Among the records below, find each line that includes the string "into" and copy it.

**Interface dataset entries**

= Beginning of Section =

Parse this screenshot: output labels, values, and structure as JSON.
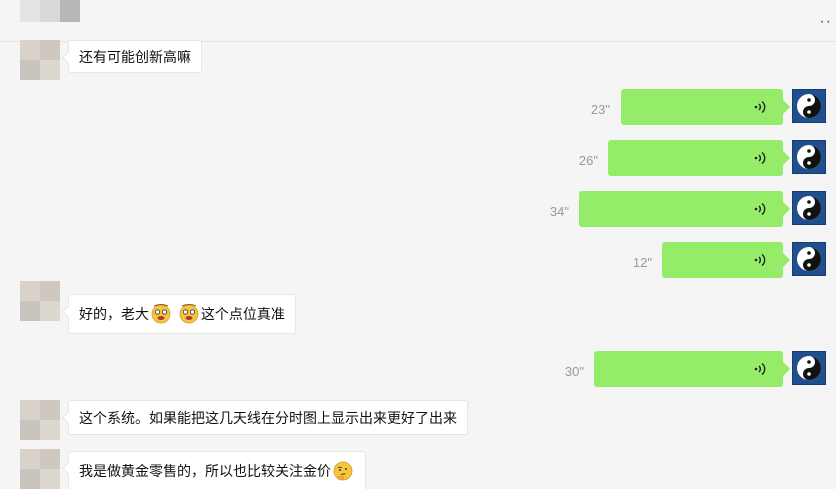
{
  "header": {
    "more_icon": "more-icon",
    "more_label": "··"
  },
  "messages": [
    {
      "type": "text_in",
      "text": "还有可能创新高嘛"
    },
    {
      "type": "voice_out",
      "duration": "23\""
    },
    {
      "type": "voice_out",
      "duration": "26\""
    },
    {
      "type": "voice_out",
      "duration": "34\""
    },
    {
      "type": "voice_out",
      "duration": "12\""
    },
    {
      "type": "text_in",
      "parts": [
        "好的，老大",
        "这个点位真准"
      ],
      "emoji": "dizzy-face-emoji"
    },
    {
      "type": "voice_out",
      "duration": "30\""
    },
    {
      "type": "text_in",
      "text": "这个系统。如果能把这几天线在分时图上显示出来更好了出来"
    },
    {
      "type": "text_in",
      "text": "我是做黄金零售的，所以也比较关注金价",
      "emoji": "thinking-face-emoji"
    }
  ],
  "colors": {
    "voice_bubble": "#95ec69",
    "incoming_bubble": "#ffffff",
    "background": "#f5f5f5",
    "self_avatar": "#1f4f8f"
  }
}
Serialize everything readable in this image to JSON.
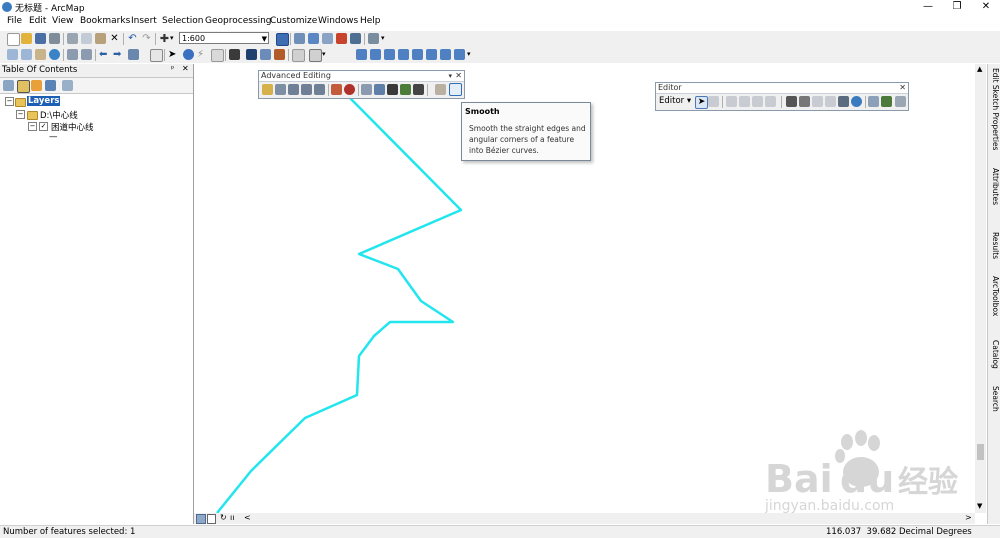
{
  "titlebar": {
    "title": "无标题 - ArcMap",
    "minimize": "—",
    "maximize": "❐",
    "close": "✕"
  },
  "menubar": [
    "File",
    "Edit",
    "View",
    "Bookmarks",
    "Insert",
    "Selection",
    "Geoprocessing",
    "Customize",
    "Windows",
    "Help"
  ],
  "toolbar": {
    "scale_value": "1:600"
  },
  "toc": {
    "title": "Table Of Contents",
    "pin": "ᵖ",
    "close": "✕",
    "layers_label": "Layers",
    "folder_label": "D:\\中心线",
    "layer_label": "困道中心线",
    "legend_symbol": "—"
  },
  "advanced_editing": {
    "title": "Advanced Editing",
    "tooltip": {
      "title": "Smooth",
      "description": "Smooth the straight edges and angular corners of a feature into Bézier curves."
    }
  },
  "editor": {
    "title": "Editor",
    "menu_label": "Editor ▾"
  },
  "dock_tabs": [
    "Edit Sketch Properties",
    "Attributes",
    "Results",
    "ArcToolbox",
    "Catalog",
    "Search"
  ],
  "statusbar": {
    "selection": "Number of features selected: 1",
    "coordinates": "116.037  39.682 Decimal Degrees"
  },
  "watermark": {
    "brand": "Bai",
    "brand2": "du",
    "cn": "经验",
    "url": "jingyan.baidu.com"
  },
  "colors": {
    "line": "#22e5ee",
    "watermark": "#d6d6d6"
  }
}
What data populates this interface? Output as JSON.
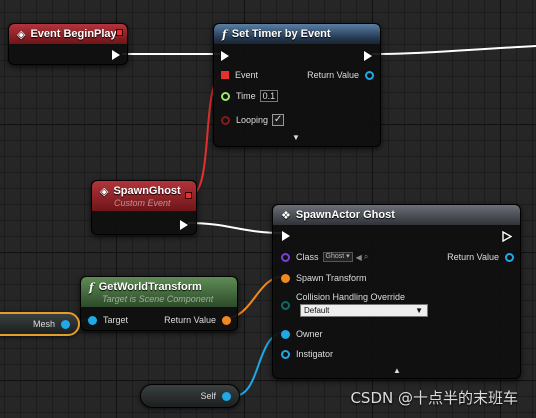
{
  "colors": {
    "exec": "#ffffff",
    "delegate_red": "#e53030",
    "struct_orange": "#f08a20",
    "object_blue": "#1fa9e6",
    "float_green": "#9be866",
    "class_purple": "#7d3fd0",
    "bool_red": "#8a1a1a"
  },
  "event_begin_play": {
    "title": "Event BeginPlay"
  },
  "set_timer": {
    "title": "Set Timer by Event",
    "pins": {
      "event": "Event",
      "time": "Time",
      "time_value": "0.1",
      "looping": "Looping",
      "return_value": "Return Value"
    }
  },
  "spawn_ghost": {
    "title": "SpawnGhost",
    "subtitle": "Custom Event"
  },
  "spawn_actor": {
    "title": "SpawnActor Ghost",
    "pins": {
      "class": "Class",
      "class_value": "Ghost",
      "spawn_transform": "Spawn Transform",
      "collision": "Collision Handling Override",
      "collision_value": "Default",
      "owner": "Owner",
      "instigator": "Instigator",
      "return_value": "Return Value"
    }
  },
  "get_world_transform": {
    "title": "GetWorldTransform",
    "subtitle": "Target is Scene Component",
    "pins": {
      "target": "Target",
      "return_value": "Return Value"
    }
  },
  "mesh_var": {
    "label": "Mesh"
  },
  "self_var": {
    "label": "Self"
  },
  "icons": {
    "event": "diamond-event-icon",
    "function": "function-f-icon",
    "spawn": "spawn-actor-icon"
  },
  "watermark": "CSDN @十点半的末班车"
}
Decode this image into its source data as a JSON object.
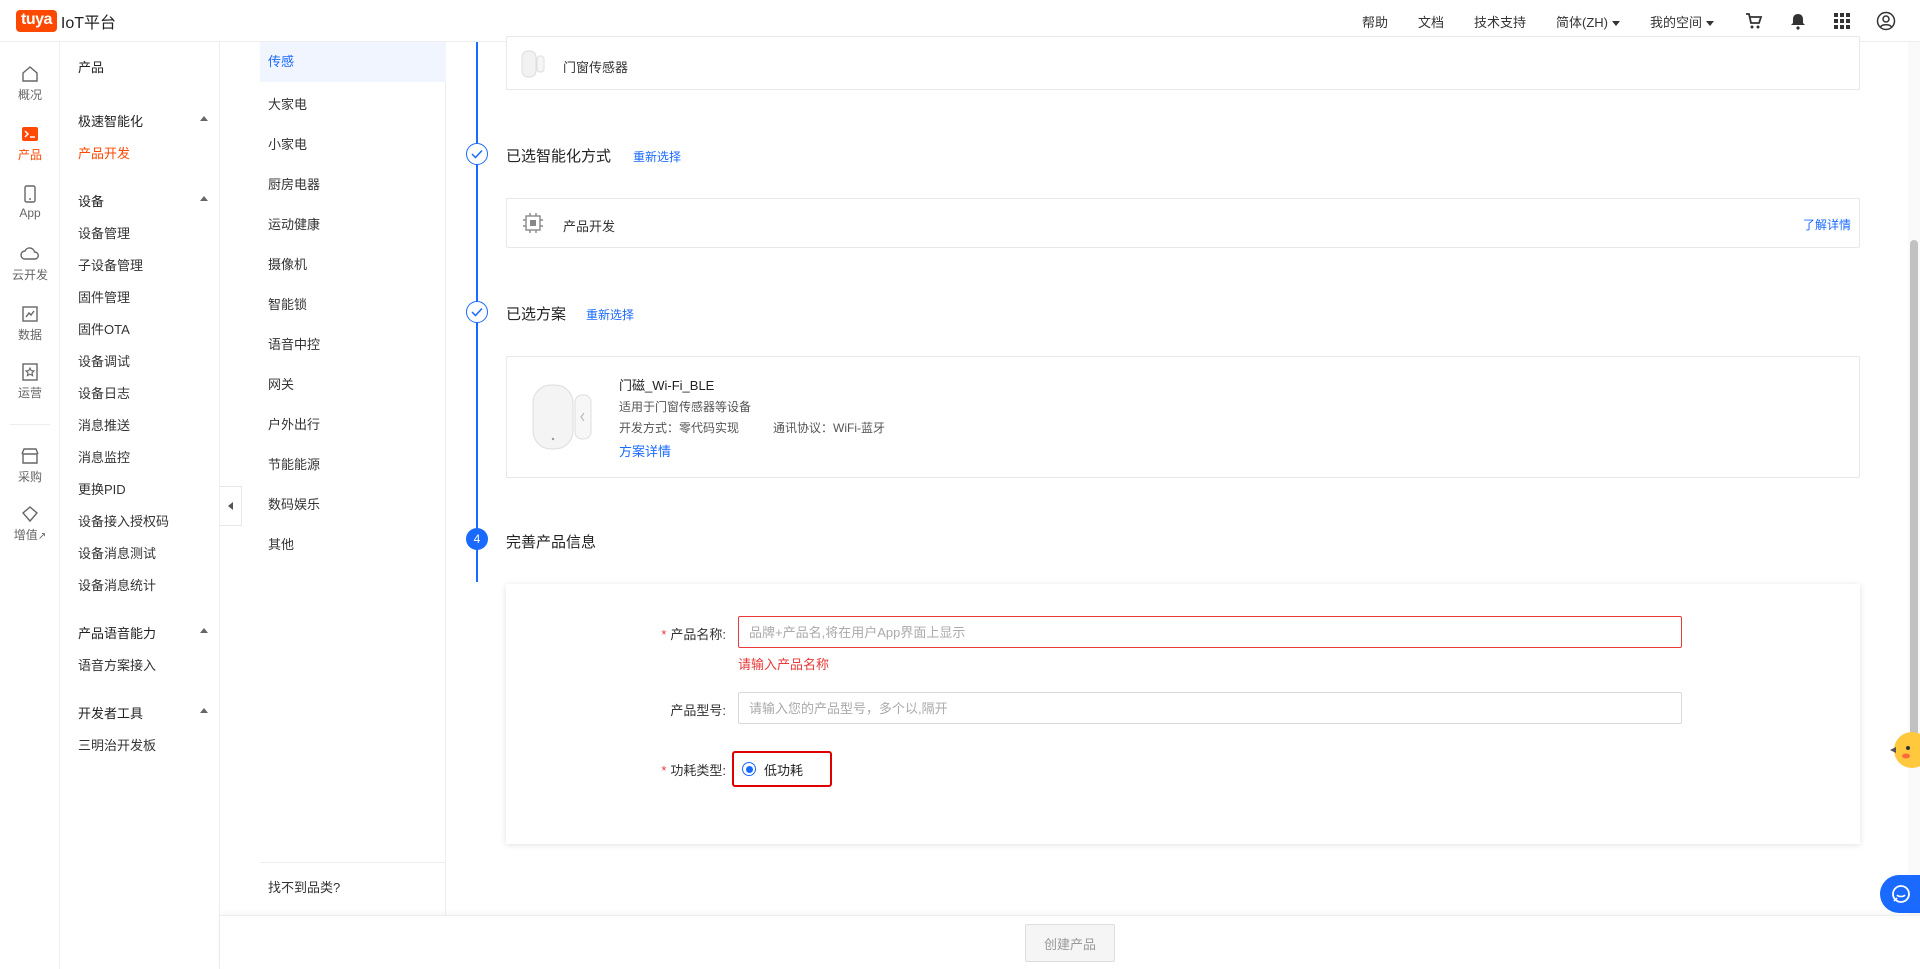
{
  "header": {
    "logo_badge": "tuya",
    "logo_text": "IoT平台",
    "nav": [
      "帮助",
      "文档",
      "技术支持"
    ],
    "language": "简体(ZH)",
    "space": "我的空间",
    "icons": [
      "cart-icon",
      "bell-icon",
      "apps-grid-icon",
      "user-avatar-icon"
    ]
  },
  "rail": {
    "items": [
      {
        "label": "概况",
        "icon": "home-icon"
      },
      {
        "label": "产品",
        "icon": "terminal-icon",
        "active": true
      },
      {
        "label": "App",
        "icon": "phone-icon"
      },
      {
        "label": "云开发",
        "icon": "cloud-icon"
      },
      {
        "label": "数据",
        "icon": "chart-icon"
      },
      {
        "label": "运营",
        "icon": "star-badge-icon"
      },
      {
        "label": "采购",
        "icon": "store-icon"
      },
      {
        "label": "增值",
        "icon": "diamond-icon"
      }
    ]
  },
  "menu": {
    "title": "产品",
    "groups": [
      {
        "label": "极速智能化",
        "items": [
          "产品开发"
        ]
      },
      {
        "label": "设备",
        "items": [
          "设备管理",
          "子设备管理",
          "固件管理",
          "固件OTA",
          "设备调试",
          "设备日志",
          "消息推送",
          "消息监控",
          "更换PID",
          "设备接入授权码",
          "设备消息测试",
          "设备消息统计"
        ]
      },
      {
        "label": "产品语音能力",
        "items": [
          "语音方案接入"
        ]
      },
      {
        "label": "开发者工具",
        "items": [
          "三明治开发板"
        ]
      }
    ],
    "active_item": "产品开发"
  },
  "categories": {
    "items": [
      "传感",
      "大家电",
      "小家电",
      "厨房电器",
      "运动健康",
      "摄像机",
      "智能锁",
      "语音中控",
      "网关",
      "户外出行",
      "节能能源",
      "数码娱乐",
      "其他"
    ],
    "active": "传感",
    "footer": "找不到品类?"
  },
  "steps": {
    "category_card_label": "门窗传感器",
    "step2_title": "已选智能化方式",
    "step2_link": "重新选择",
    "step2_card_label": "产品开发",
    "step2_card_link": "了解详情",
    "step3_title": "已选方案",
    "step3_link": "重新选择",
    "scheme": {
      "name": "门磁_Wi-Fi_BLE",
      "desc": "适用于门窗传感器等设备",
      "dev_mode": "开发方式：零代码实现",
      "protocol": "通讯协议：WiFi-蓝牙",
      "detail_link": "方案详情"
    },
    "step4_number": "4",
    "step4_title": "完善产品信息"
  },
  "form": {
    "name_label": "产品名称:",
    "name_placeholder": "品牌+产品名,将在用户App界面上显示",
    "name_error": "请输入产品名称",
    "model_label": "产品型号:",
    "model_placeholder": "请输入您的产品型号，多个以,隔开",
    "power_label": "功耗类型:",
    "power_option": "低功耗",
    "required_mark": "*"
  },
  "footer": {
    "create_button": "创建产品"
  },
  "colors": {
    "brand": "#ff4800",
    "primary": "#1a6aff",
    "error": "#e83a3a",
    "highlight_box": "#e00000"
  }
}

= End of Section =

**Exercise response**
      "description": "Smooth the straight edges and angular corners of a feature into Bézier curves."
Decode this image into its source data as a JSON object.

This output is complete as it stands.